Nothing ever made me 100% satisfied until one day I was dealing with a pair of particularly rough cabs. Pot (no pun intended) rings, wine stains and what looked like grape jelly EVERYWHERE. Knowing all these stains/contaminants were water borne led me to say "the Hell with it, I'm going to wash these boys with soap and water". (Judiciously of course; HOT water, quick scrub and don't leave water standing on veneer obviously).
All I can tell you is that after their light sanding (with less clogging now that the wood is "clean) they came out amazingly gorgeous.

It is now my standard procedure on all my restorations that will require sanding. If I can persuade my daughter to take some pictures, I will show you the pair of L55s I just finished up using this method.

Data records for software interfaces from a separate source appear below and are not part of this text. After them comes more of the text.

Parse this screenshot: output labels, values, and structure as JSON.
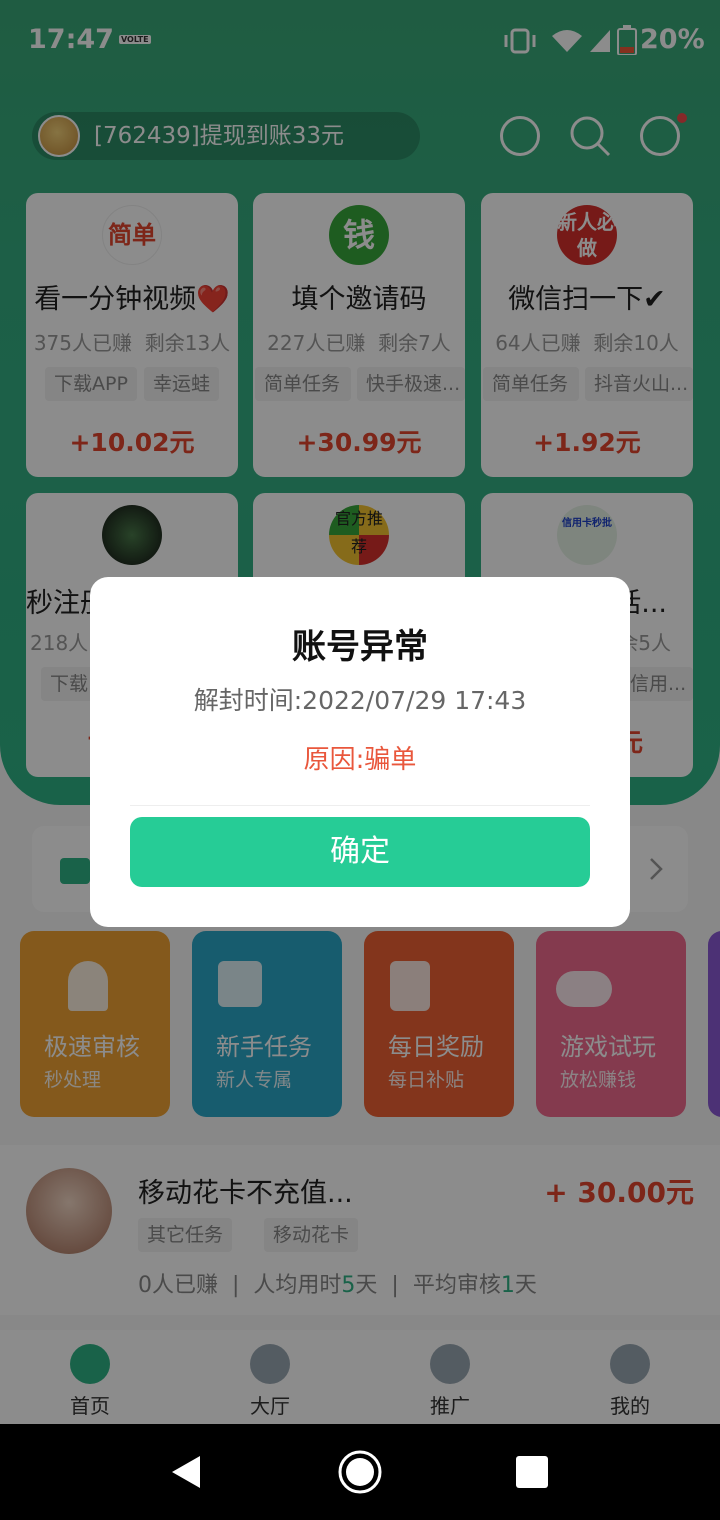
{
  "status_bar": {
    "time": "17:47",
    "volte": "VOLTE",
    "battery": "20%"
  },
  "ticker": {
    "text": "[762439]提现到账33元"
  },
  "header_icons": [
    "share-icon",
    "search-icon",
    "camera-icon"
  ],
  "tasks": [
    {
      "badge": "简单",
      "title": "看一分钟视频❤️",
      "earned": "375人已赚",
      "remain": "剩余13人",
      "tags": [
        "下载APP",
        "幸运蛙"
      ],
      "price": "+10.02元"
    },
    {
      "badge": "钱",
      "title": "填个邀请码",
      "earned": "227人已赚",
      "remain": "剩余7人",
      "tags": [
        "简单任务",
        "快手极速..."
      ],
      "price": "+30.99元"
    },
    {
      "badge": "新人必做",
      "title": "微信扫一下✔",
      "earned": "64人已赚",
      "remain": "剩余10人",
      "tags": [
        "简单任务",
        "抖音火山..."
      ],
      "price": "+1.92元"
    },
    {
      "badge": "",
      "title": "秒注册",
      "earned": "218人",
      "remain": "",
      "tags": [
        "下载"
      ],
      "price": "+"
    },
    {
      "badge": "官方推荐",
      "title": "",
      "earned": "",
      "remain": "",
      "tags": [],
      "price": ""
    },
    {
      "badge": "信用卡秒批",
      "title": "话...",
      "earned": "",
      "remain": "余5人",
      "tags": [
        "信用..."
      ],
      "price": "元"
    }
  ],
  "tiles": [
    {
      "title": "极速审核",
      "sub": "秒处理",
      "color": "#f0a334"
    },
    {
      "title": "新手任务",
      "sub": "新人专属",
      "color": "#2aa8c9"
    },
    {
      "title": "每日奖励",
      "sub": "每日补贴",
      "color": "#ee6233"
    },
    {
      "title": "游戏试玩",
      "sub": "放松赚钱",
      "color": "#f06a8f"
    }
  ],
  "list_item": {
    "title": "移动花卡不充值...",
    "price": "+ 30.00元",
    "tags": [
      "其它任务",
      "移动花卡"
    ],
    "earned": "0人已赚",
    "avg_time_label": "人均用时",
    "avg_time_value": "5",
    "avg_time_unit": "天",
    "avg_review_label": "平均审核",
    "avg_review_value": "1",
    "avg_review_unit": "天"
  },
  "tabs": [
    {
      "label": "首页"
    },
    {
      "label": "大厅"
    },
    {
      "label": "推广"
    },
    {
      "label": "我的"
    }
  ],
  "dialog": {
    "title": "账号异常",
    "unlock_time": "解封时间:2022/07/29 17:43",
    "reason": "原因:骗单",
    "confirm": "确定"
  }
}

Thomas

ROSSO
11-15-2009, 06:31 PM
Any ideas on how to remove/repair water stains on a cabinet?Is the stain black or white? What type of finish is there?

White stains (typically a ring from a beverage) are generally blemishes in a shellac or varnish finish and are easy to fix. Try light rubbing with a little 0000 steel wool.

Black stains are usually iron deposits leached out of planters and are more difficult. The fix is an acid mix that breaks down the mineral deposit but does not affect the wood veneer.

Personally, I avoid water based cleaners on veneered MDF.

Wagner
11-15-2009, 07:53 PM
Is the stain black or white? What type of finish is there?

White stains (typically a ring from a beverage) are generally blemishes in a shellac or varnish finish and are easy to fix. Try light rubbing with a little 0000 steel wool.

Black stains are usually iron deposits leached out of planters and are more difficult. The fix is an acid mix that breaks down the mineral deposit but does not affect the wood veneer.

Personally, I avoid water based cleaners on veneered MDF.

Acids and bleaches should considered only as a LAST resort (my opinion). To suggest that either "does not affect the wood veneer" is preposterous; just takes the stained area to the other extreme. Less control as well. Only God knows with certainty what the results will be when one puts anything on wood. Anything.

And make note, I spoke at length to the JUDICIOUS use of water and to avoid SOAKING.

Wood bleaches also require the step of a neutralizer if used properly (or the process goes on indefinitely) and are not intended for use on furniture grade woods.

This writer's opinion based on excellent results with my method. And yes, I have tried the more aggressive (chemically speaking) approaches. They are what led me to my suggested technique which has yielded much more desirable results.

Whatever works for you, I know mine does. :bouncy:

Thomas